LISTED RECORDS:
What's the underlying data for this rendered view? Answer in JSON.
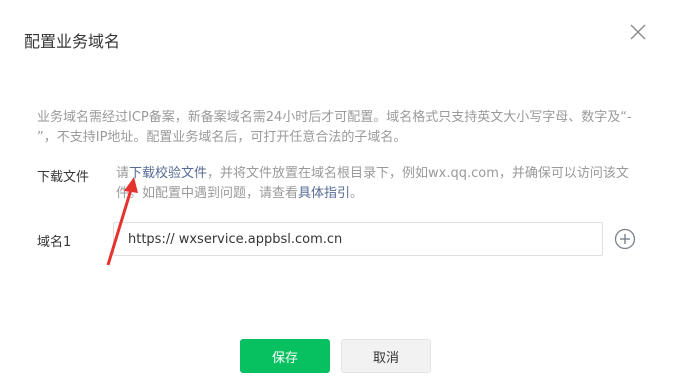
{
  "dialog": {
    "title": "配置业务域名",
    "description": "业务域名需经过ICP备案，新备案域名需24小时后才可配置。域名格式只支持英文大小写字母、数字及“- ”，不支持IP地址。配置业务域名后，可打开任意合法的子域名。"
  },
  "download": {
    "label": "下载文件",
    "text_prefix": "请",
    "link_download": "下载校验文件",
    "text_middle": "，并将文件放置在域名根目录下，例如wx.qq.com，并确保可以访问该文件。如配置中遇到问题，请查看",
    "link_guide": "具体指引",
    "text_suffix": "。"
  },
  "domain": {
    "label": "域名1",
    "value": "https:// wxservice.appbsl.com.cn"
  },
  "buttons": {
    "save": "保存",
    "cancel": "取消"
  },
  "colors": {
    "accent": "#07c160",
    "link": "#576b95",
    "annotation_arrow": "#e5322d"
  }
}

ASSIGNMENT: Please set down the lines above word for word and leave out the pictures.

SOLUTION FOR THIS EXERCISE:
What's the underlying data for this rendered view? Answer in JSON.
{
  "dialog": {
    "title": "配置业务域名",
    "description": "业务域名需经过ICP备案，新备案域名需24小时后才可配置。域名格式只支持英文大小写字母、数字及“- ”，不支持IP地址。配置业务域名后，可打开任意合法的子域名。"
  },
  "download": {
    "label": "下载文件",
    "text_prefix": "请",
    "link_download": "下载校验文件",
    "text_middle": "，并将文件放置在域名根目录下，例如wx.qq.com，并确保可以访问该文件。如配置中遇到问题，请查看",
    "link_guide": "具体指引",
    "text_suffix": "。"
  },
  "domain": {
    "label": "域名1",
    "value": "https:// wxservice.appbsl.com.cn"
  },
  "buttons": {
    "save": "保存",
    "cancel": "取消"
  },
  "colors": {
    "accent": "#07c160",
    "link": "#576b95",
    "annotation_arrow": "#e5322d"
  }
}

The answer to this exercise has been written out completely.